WORK ORDER:
Skip the pictures and repeat each line of the data exactly.

-- EXTRACTED DATA follows --

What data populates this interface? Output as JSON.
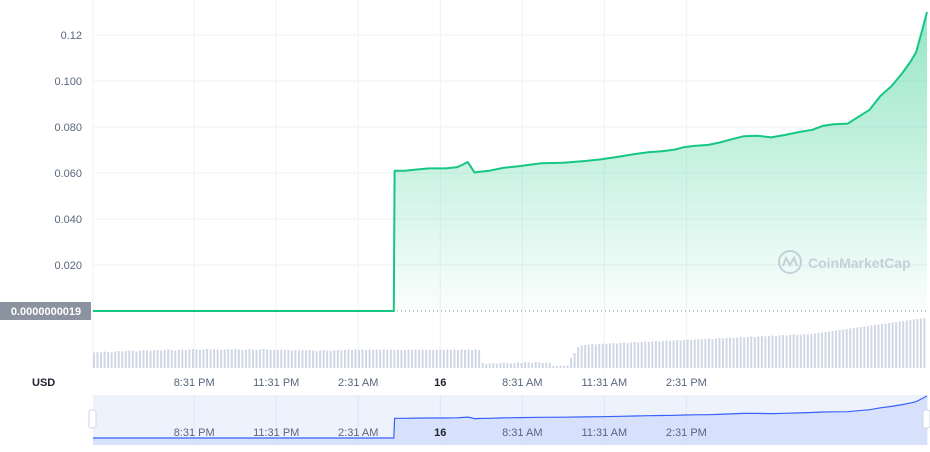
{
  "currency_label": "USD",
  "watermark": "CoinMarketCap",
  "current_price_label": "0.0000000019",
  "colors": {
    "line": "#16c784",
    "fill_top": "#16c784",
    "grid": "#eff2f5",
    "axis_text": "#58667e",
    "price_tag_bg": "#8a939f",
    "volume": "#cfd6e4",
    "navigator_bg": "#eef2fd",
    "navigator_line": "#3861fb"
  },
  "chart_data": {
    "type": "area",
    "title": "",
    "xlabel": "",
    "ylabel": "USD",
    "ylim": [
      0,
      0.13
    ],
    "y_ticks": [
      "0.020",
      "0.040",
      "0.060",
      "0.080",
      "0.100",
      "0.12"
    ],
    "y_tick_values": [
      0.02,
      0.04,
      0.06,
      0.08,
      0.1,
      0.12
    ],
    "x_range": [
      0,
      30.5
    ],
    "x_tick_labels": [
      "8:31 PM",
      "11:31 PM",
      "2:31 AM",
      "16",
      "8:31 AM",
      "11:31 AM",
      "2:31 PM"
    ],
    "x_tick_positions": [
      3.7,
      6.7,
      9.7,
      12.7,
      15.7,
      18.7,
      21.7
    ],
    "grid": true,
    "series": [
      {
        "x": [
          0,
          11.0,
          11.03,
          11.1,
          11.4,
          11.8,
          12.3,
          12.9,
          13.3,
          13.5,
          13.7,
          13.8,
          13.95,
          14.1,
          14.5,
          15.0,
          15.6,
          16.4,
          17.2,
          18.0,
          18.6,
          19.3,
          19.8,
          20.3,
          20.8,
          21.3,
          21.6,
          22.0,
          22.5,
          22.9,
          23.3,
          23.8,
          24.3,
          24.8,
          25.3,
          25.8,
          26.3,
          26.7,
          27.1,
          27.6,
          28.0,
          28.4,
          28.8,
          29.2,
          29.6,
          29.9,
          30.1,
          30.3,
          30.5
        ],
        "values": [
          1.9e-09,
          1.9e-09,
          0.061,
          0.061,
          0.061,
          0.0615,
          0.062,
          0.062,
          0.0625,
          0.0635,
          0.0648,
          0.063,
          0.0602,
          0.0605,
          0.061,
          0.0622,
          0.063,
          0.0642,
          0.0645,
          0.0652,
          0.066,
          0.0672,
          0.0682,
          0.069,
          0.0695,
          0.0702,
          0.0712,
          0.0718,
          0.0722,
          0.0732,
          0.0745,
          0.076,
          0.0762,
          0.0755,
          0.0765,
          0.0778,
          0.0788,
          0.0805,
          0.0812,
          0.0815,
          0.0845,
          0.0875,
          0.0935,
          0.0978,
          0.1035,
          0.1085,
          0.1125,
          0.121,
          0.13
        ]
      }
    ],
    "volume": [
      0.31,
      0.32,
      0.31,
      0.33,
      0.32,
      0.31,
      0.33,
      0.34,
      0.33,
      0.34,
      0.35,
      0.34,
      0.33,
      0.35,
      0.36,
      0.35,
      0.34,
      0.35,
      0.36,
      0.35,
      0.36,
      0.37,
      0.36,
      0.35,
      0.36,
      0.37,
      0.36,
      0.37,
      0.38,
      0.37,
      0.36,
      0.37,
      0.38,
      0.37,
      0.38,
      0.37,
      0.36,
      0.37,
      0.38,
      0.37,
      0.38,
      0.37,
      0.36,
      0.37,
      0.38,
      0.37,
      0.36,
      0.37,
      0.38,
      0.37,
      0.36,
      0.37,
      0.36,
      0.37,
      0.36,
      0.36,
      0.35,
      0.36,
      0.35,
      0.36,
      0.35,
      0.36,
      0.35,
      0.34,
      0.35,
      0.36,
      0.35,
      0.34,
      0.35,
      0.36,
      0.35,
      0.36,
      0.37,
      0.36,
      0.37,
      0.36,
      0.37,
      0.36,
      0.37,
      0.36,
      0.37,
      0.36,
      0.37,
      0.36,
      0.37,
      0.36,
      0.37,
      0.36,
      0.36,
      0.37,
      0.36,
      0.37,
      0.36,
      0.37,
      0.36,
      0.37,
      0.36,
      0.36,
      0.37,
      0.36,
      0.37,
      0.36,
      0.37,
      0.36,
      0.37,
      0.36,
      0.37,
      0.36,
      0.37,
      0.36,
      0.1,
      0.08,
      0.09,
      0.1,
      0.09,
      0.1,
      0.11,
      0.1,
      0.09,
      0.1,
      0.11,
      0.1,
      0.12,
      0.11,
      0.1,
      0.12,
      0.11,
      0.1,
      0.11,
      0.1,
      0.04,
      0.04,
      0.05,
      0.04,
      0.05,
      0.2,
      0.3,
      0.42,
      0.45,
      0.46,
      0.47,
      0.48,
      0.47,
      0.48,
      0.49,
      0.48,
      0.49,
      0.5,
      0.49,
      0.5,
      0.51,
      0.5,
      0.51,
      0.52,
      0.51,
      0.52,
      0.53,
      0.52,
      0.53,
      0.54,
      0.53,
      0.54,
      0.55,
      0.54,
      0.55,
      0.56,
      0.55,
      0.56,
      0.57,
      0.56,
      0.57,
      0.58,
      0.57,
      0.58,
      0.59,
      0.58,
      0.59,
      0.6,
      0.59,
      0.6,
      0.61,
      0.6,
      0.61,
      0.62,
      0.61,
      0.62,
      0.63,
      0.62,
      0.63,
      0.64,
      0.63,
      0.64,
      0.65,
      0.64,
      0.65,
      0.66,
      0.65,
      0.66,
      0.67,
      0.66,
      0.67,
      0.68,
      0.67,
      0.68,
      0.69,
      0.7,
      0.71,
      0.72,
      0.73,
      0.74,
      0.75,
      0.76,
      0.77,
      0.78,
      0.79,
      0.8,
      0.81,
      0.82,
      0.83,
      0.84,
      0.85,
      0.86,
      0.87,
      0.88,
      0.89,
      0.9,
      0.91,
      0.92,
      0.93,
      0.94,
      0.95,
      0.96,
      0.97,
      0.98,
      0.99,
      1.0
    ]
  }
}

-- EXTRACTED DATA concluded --

EXERCISE OUTPUT:
What data populates this interface? Output as JSON.
{
  "currency_label": "USD",
  "watermark": "CoinMarketCap",
  "current_price_label": "0.0000000019",
  "colors": {
    "line": "#16c784",
    "fill_top": "#16c784",
    "grid": "#eff2f5",
    "axis_text": "#58667e",
    "price_tag_bg": "#8a939f",
    "volume": "#cfd6e4",
    "navigator_bg": "#eef2fd",
    "navigator_line": "#3861fb"
  },
  "chart_data": {
    "type": "area",
    "title": "",
    "xlabel": "",
    "ylabel": "USD",
    "ylim": [
      0,
      0.13
    ],
    "y_ticks": [
      "0.020",
      "0.040",
      "0.060",
      "0.080",
      "0.100",
      "0.12"
    ],
    "y_tick_values": [
      0.02,
      0.04,
      0.06,
      0.08,
      0.1,
      0.12
    ],
    "x_range": [
      0,
      30.5
    ],
    "x_tick_labels": [
      "8:31 PM",
      "11:31 PM",
      "2:31 AM",
      "16",
      "8:31 AM",
      "11:31 AM",
      "2:31 PM"
    ],
    "x_tick_positions": [
      3.7,
      6.7,
      9.7,
      12.7,
      15.7,
      18.7,
      21.7
    ],
    "grid": true,
    "series": [
      {
        "x": [
          0,
          11.0,
          11.03,
          11.1,
          11.4,
          11.8,
          12.3,
          12.9,
          13.3,
          13.5,
          13.7,
          13.8,
          13.95,
          14.1,
          14.5,
          15.0,
          15.6,
          16.4,
          17.2,
          18.0,
          18.6,
          19.3,
          19.8,
          20.3,
          20.8,
          21.3,
          21.6,
          22.0,
          22.5,
          22.9,
          23.3,
          23.8,
          24.3,
          24.8,
          25.3,
          25.8,
          26.3,
          26.7,
          27.1,
          27.6,
          28.0,
          28.4,
          28.8,
          29.2,
          29.6,
          29.9,
          30.1,
          30.3,
          30.5
        ],
        "values": [
          1.9e-09,
          1.9e-09,
          0.061,
          0.061,
          0.061,
          0.0615,
          0.062,
          0.062,
          0.0625,
          0.0635,
          0.0648,
          0.063,
          0.0602,
          0.0605,
          0.061,
          0.0622,
          0.063,
          0.0642,
          0.0645,
          0.0652,
          0.066,
          0.0672,
          0.0682,
          0.069,
          0.0695,
          0.0702,
          0.0712,
          0.0718,
          0.0722,
          0.0732,
          0.0745,
          0.076,
          0.0762,
          0.0755,
          0.0765,
          0.0778,
          0.0788,
          0.0805,
          0.0812,
          0.0815,
          0.0845,
          0.0875,
          0.0935,
          0.0978,
          0.1035,
          0.1085,
          0.1125,
          0.121,
          0.13
        ]
      }
    ],
    "volume": [
      0.31,
      0.32,
      0.31,
      0.33,
      0.32,
      0.31,
      0.33,
      0.34,
      0.33,
      0.34,
      0.35,
      0.34,
      0.33,
      0.35,
      0.36,
      0.35,
      0.34,
      0.35,
      0.36,
      0.35,
      0.36,
      0.37,
      0.36,
      0.35,
      0.36,
      0.37,
      0.36,
      0.37,
      0.38,
      0.37,
      0.36,
      0.37,
      0.38,
      0.37,
      0.38,
      0.37,
      0.36,
      0.37,
      0.38,
      0.37,
      0.38,
      0.37,
      0.36,
      0.37,
      0.38,
      0.37,
      0.36,
      0.37,
      0.38,
      0.37,
      0.36,
      0.37,
      0.36,
      0.37,
      0.36,
      0.36,
      0.35,
      0.36,
      0.35,
      0.36,
      0.35,
      0.36,
      0.35,
      0.34,
      0.35,
      0.36,
      0.35,
      0.34,
      0.35,
      0.36,
      0.35,
      0.36,
      0.37,
      0.36,
      0.37,
      0.36,
      0.37,
      0.36,
      0.37,
      0.36,
      0.37,
      0.36,
      0.37,
      0.36,
      0.37,
      0.36,
      0.37,
      0.36,
      0.36,
      0.37,
      0.36,
      0.37,
      0.36,
      0.37,
      0.36,
      0.37,
      0.36,
      0.36,
      0.37,
      0.36,
      0.37,
      0.36,
      0.37,
      0.36,
      0.37,
      0.36,
      0.37,
      0.36,
      0.37,
      0.36,
      0.1,
      0.08,
      0.09,
      0.1,
      0.09,
      0.1,
      0.11,
      0.1,
      0.09,
      0.1,
      0.11,
      0.1,
      0.12,
      0.11,
      0.1,
      0.12,
      0.11,
      0.1,
      0.11,
      0.1,
      0.04,
      0.04,
      0.05,
      0.04,
      0.05,
      0.2,
      0.3,
      0.42,
      0.45,
      0.46,
      0.47,
      0.48,
      0.47,
      0.48,
      0.49,
      0.48,
      0.49,
      0.5,
      0.49,
      0.5,
      0.51,
      0.5,
      0.51,
      0.52,
      0.51,
      0.52,
      0.53,
      0.52,
      0.53,
      0.54,
      0.53,
      0.54,
      0.55,
      0.54,
      0.55,
      0.56,
      0.55,
      0.56,
      0.57,
      0.56,
      0.57,
      0.58,
      0.57,
      0.58,
      0.59,
      0.58,
      0.59,
      0.6,
      0.59,
      0.6,
      0.61,
      0.6,
      0.61,
      0.62,
      0.61,
      0.62,
      0.63,
      0.62,
      0.63,
      0.64,
      0.63,
      0.64,
      0.65,
      0.64,
      0.65,
      0.66,
      0.65,
      0.66,
      0.67,
      0.66,
      0.67,
      0.68,
      0.67,
      0.68,
      0.69,
      0.7,
      0.71,
      0.72,
      0.73,
      0.74,
      0.75,
      0.76,
      0.77,
      0.78,
      0.79,
      0.8,
      0.81,
      0.82,
      0.83,
      0.84,
      0.85,
      0.86,
      0.87,
      0.88,
      0.89,
      0.9,
      0.91,
      0.92,
      0.93,
      0.94,
      0.95,
      0.96,
      0.97,
      0.98,
      0.99,
      1.0
    ]
  }
}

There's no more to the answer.